On New Year's Eve, I received the following text message:" Thinking about starting back running again....think u could work me up a plan?" A smile slowly crept across my face, because the person making the request was none other than my dad.
Outside of my freshman high school cross country coach who stated at the awards banquet, "When he first showed up and was shaped like a bell, I didn't think he could be much of a runner", there is no one else who has affected my running as much as my father.
As a tween and young adult, my father was into cycling and running. Watching him, I was slowly drawn into both. Partly because it helped me to fight the battle of the bell that had accumulated around my midsection and as a way to spend time with my dad.
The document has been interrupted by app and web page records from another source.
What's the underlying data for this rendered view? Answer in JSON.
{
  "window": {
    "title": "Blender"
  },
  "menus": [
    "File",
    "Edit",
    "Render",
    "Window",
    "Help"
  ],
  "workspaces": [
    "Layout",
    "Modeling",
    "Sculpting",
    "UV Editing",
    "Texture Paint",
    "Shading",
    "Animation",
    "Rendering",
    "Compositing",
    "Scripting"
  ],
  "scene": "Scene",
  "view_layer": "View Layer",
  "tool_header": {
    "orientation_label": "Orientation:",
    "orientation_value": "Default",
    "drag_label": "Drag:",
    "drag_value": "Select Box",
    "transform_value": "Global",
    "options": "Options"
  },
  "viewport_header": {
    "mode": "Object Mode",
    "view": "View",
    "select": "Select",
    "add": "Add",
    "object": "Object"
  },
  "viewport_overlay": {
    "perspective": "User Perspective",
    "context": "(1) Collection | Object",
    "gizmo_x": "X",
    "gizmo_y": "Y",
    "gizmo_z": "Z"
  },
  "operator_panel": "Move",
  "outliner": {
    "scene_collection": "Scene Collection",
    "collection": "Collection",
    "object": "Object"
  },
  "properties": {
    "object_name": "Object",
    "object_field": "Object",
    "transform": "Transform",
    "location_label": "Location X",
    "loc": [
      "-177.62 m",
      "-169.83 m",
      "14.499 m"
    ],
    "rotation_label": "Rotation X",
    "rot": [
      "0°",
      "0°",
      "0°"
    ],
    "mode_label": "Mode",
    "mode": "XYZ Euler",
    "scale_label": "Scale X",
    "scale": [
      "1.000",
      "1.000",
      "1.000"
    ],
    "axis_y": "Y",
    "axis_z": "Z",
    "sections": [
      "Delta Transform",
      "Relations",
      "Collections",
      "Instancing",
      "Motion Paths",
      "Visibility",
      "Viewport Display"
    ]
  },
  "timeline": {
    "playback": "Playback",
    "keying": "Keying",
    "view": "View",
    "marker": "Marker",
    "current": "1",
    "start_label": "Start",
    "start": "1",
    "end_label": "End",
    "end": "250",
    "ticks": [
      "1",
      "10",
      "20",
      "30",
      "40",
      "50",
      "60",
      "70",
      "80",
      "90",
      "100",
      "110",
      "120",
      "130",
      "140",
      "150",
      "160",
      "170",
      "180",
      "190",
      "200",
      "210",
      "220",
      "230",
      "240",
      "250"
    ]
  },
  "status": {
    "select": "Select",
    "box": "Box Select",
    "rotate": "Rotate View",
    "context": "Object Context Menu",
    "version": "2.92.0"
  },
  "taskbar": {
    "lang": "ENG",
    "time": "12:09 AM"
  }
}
My first runs were promptly followed up with a call to him at work saying I had run 10 seconds faster than the day before or that I felt really strong. When I joined track in 7th grade, it was my dad who took me to get my first pair of Nike Air Max and boy did I feel fast even if my times were more pedestrian in nature. One Christmas, we even got matching non-breathable Gore-Tex suits from Road Runner Sports. When I ran my first marathon in Detroit and finished inside of old Tiger Stadium on first base, it was my dad who had driven me there, stopped and got me a garbage bag to help keep me dry because it was raining, and told me when he saw me finish, "You looked like crap."
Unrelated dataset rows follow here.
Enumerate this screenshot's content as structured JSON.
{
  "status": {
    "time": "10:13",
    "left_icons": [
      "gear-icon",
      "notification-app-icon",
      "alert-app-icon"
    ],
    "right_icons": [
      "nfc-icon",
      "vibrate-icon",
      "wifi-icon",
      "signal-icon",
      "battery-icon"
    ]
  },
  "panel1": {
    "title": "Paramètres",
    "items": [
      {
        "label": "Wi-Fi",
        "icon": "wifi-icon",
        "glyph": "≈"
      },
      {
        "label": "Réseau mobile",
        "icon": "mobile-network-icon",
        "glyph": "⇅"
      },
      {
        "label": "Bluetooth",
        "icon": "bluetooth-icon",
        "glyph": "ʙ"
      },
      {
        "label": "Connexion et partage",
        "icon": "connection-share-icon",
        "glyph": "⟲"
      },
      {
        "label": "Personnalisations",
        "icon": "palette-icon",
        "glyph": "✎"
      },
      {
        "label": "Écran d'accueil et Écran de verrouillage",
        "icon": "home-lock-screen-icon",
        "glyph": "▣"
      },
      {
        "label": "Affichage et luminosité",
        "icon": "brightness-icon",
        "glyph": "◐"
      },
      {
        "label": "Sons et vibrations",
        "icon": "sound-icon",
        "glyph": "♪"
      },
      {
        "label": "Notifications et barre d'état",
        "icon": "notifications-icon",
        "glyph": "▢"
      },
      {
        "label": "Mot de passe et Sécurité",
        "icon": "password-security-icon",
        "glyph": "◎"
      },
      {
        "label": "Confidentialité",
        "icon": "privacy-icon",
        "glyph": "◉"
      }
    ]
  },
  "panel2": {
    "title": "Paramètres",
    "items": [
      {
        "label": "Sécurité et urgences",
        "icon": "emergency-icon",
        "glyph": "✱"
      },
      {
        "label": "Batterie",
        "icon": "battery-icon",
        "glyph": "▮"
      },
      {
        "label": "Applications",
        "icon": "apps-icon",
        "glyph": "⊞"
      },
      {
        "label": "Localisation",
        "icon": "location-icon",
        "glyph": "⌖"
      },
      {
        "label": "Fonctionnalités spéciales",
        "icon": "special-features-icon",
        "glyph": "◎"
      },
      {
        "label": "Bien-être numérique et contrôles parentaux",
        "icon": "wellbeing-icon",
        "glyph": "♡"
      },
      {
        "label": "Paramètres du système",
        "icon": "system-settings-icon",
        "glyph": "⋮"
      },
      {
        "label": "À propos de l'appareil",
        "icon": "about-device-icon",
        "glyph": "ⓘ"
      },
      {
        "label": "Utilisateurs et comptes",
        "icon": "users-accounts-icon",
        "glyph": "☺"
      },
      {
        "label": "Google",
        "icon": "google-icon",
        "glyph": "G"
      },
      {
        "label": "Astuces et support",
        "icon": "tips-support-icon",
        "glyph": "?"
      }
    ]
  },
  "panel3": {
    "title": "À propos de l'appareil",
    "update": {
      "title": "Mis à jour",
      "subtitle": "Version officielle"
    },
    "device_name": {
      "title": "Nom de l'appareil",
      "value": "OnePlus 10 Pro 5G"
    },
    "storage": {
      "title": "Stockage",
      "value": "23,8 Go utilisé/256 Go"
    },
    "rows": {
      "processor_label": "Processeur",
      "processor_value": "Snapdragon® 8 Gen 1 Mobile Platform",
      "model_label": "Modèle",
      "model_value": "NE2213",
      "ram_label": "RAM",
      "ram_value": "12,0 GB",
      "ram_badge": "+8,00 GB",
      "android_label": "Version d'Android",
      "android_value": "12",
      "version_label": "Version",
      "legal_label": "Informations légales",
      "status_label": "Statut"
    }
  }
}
Our runs were a chance to talk and a way for me to learn about the fine art of surging. I remember those runs where he would pick up the pace ever so slightly and then just when I would catch up again, surge ahead...breaking me down, but making me a stronger runner. Soon enough we started going to races and sometimes did two a weekend. One time we thought it would be a good idea to do a warm-up on the bike before a 5 miler and ended up getting into a pissing match on the bike that left our legs seizing up midway during the race.
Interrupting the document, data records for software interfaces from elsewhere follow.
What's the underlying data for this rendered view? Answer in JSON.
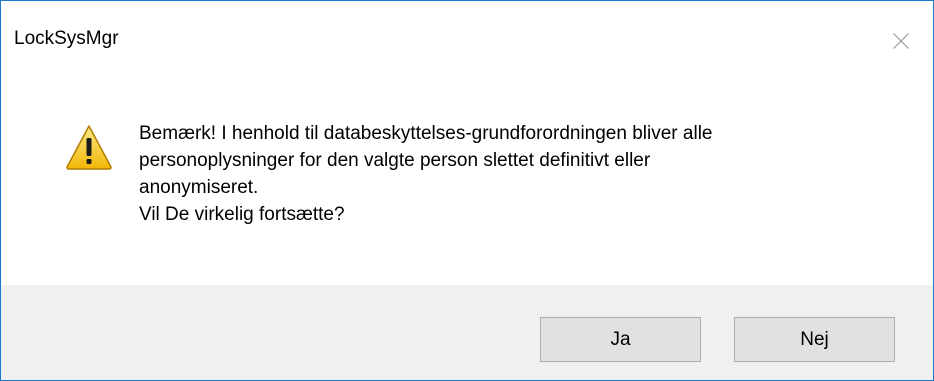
{
  "window": {
    "title": "LockSysMgr"
  },
  "icons": {
    "close": "close-icon",
    "warning": "warning-icon"
  },
  "message": {
    "lines": [
      "Bemærk! I henhold til databeskyttelses-grundforordningen bliver alle",
      "personoplysninger for den valgte person slettet definitivt eller",
      "anonymiseret.",
      "Vil De virkelig fortsætte?"
    ]
  },
  "buttons": {
    "yes_label": "Ja",
    "no_label": "Nej"
  },
  "colors": {
    "window_border": "#1979ca",
    "footer_background": "#f0f0f0",
    "button_background": "#e1e1e1",
    "warning_fill": "#f4c20d"
  }
}
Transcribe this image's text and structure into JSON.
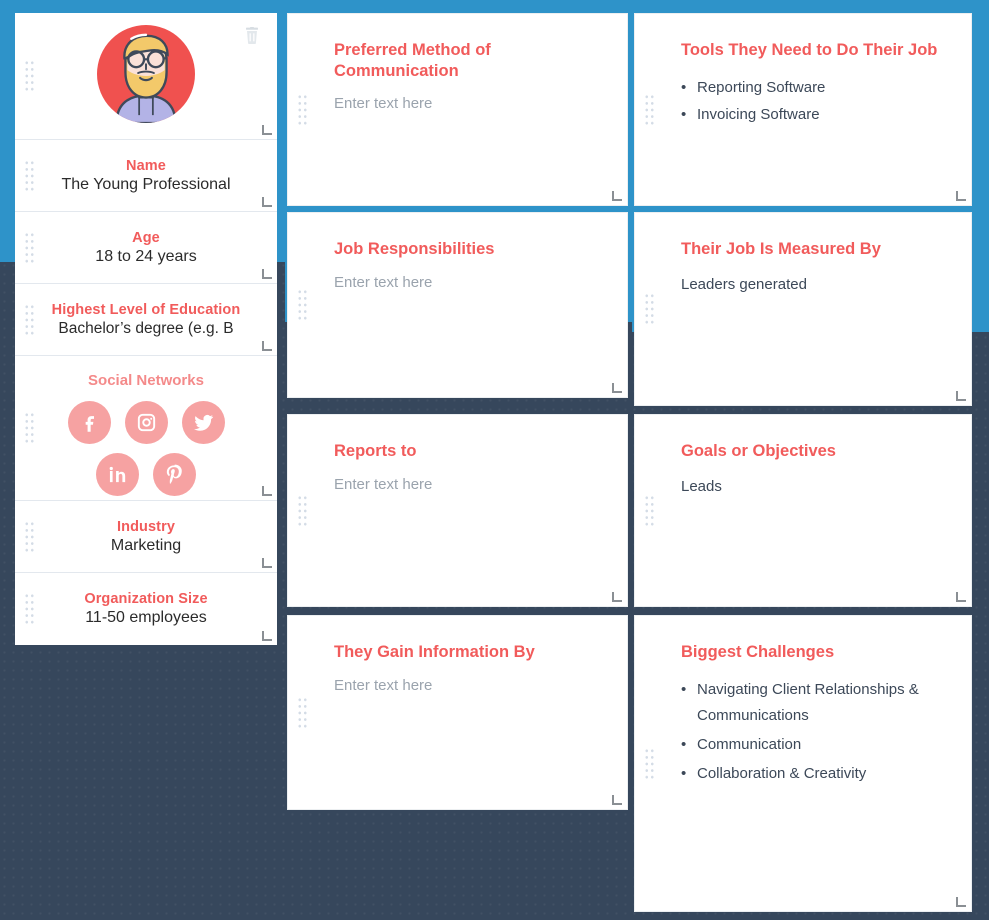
{
  "theme": {
    "accent_red": "#f15b5b",
    "accent_blue": "#2e93c9",
    "background_navy": "#36475c",
    "social_pink": "#f6a2a2",
    "avatar_circle": "#f0514f"
  },
  "sidebar": {
    "avatar": {
      "icon": "bearded-man-with-glasses-avatar",
      "delete_icon": "trash-icon"
    },
    "fields": [
      {
        "title": "Name",
        "value": "The Young Professional"
      },
      {
        "title": "Age",
        "value": "18 to 24 years"
      },
      {
        "title": "Highest Level of Education",
        "value": "Bachelor’s degree (e.g. B"
      },
      {
        "title": "Industry",
        "value": "Marketing"
      },
      {
        "title": "Organization Size",
        "value": "11-50 employees"
      }
    ],
    "social": {
      "title": "Social Networks",
      "networks": [
        {
          "name": "facebook-icon",
          "label": "Facebook"
        },
        {
          "name": "instagram-icon",
          "label": "Instagram"
        },
        {
          "name": "twitter-icon",
          "label": "Twitter"
        },
        {
          "name": "linkedin-icon",
          "label": "LinkedIn"
        },
        {
          "name": "pinterest-icon",
          "label": "Pinterest"
        }
      ]
    }
  },
  "cards": {
    "communication": {
      "title": "Preferred Method of Communication",
      "placeholder": "Enter text here"
    },
    "tools": {
      "title": "Tools They Need to Do Their Job",
      "items": [
        "Reporting Software",
        "Invoicing Software"
      ]
    },
    "job_responsibilities": {
      "title": "Job Responsibilities",
      "placeholder": "Enter text here"
    },
    "measured_by": {
      "title": "Their Job Is Measured By",
      "text": "Leaders generated"
    },
    "reports_to": {
      "title": "Reports to",
      "placeholder": "Enter text here"
    },
    "goals": {
      "title": "Goals or Objectives",
      "text": "Leads"
    },
    "gain_information": {
      "title": "They Gain Information By",
      "placeholder": "Enter text here"
    },
    "challenges": {
      "title": "Biggest Challenges",
      "items": [
        "Navigating Client Relationships & Communications",
        "Communication",
        "Collaboration & Creativity"
      ]
    }
  }
}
But as the seasons passed we have traveled different roads. He has worked, tended to the horse farm, and gotten back into those manly pursuits, like hunting and fishing. I finally graduated from college, got married, began raising a family, and got serious about my running. There were no more runs on the road together.
I think that all might change. We talked after he got sick of trading text messages and today met up at Running Fit to get him fitted for shoes (Brooks Adreline GTS 9) and over to REI for some gear. He told me he was tired of sitting on the Couch of Doom and thinks it would be pretty cool if he, myself, and Little Dirt Dawg could all do and one day do a race together. I found him a program that starts with walking and then builds in some running, so that the transition is gentle and he doesn't get injured. His BHAG one day might be to run a marathon.
Of course I looked. He only needs a 4 hr 00 min marathon to make it to Boston. If we were able to run that together it would certainly be something special, but I look forward to just being able to run with him again.
So in true Dirt Dawg spirit, welcome back Father Dawg. Welcome Back.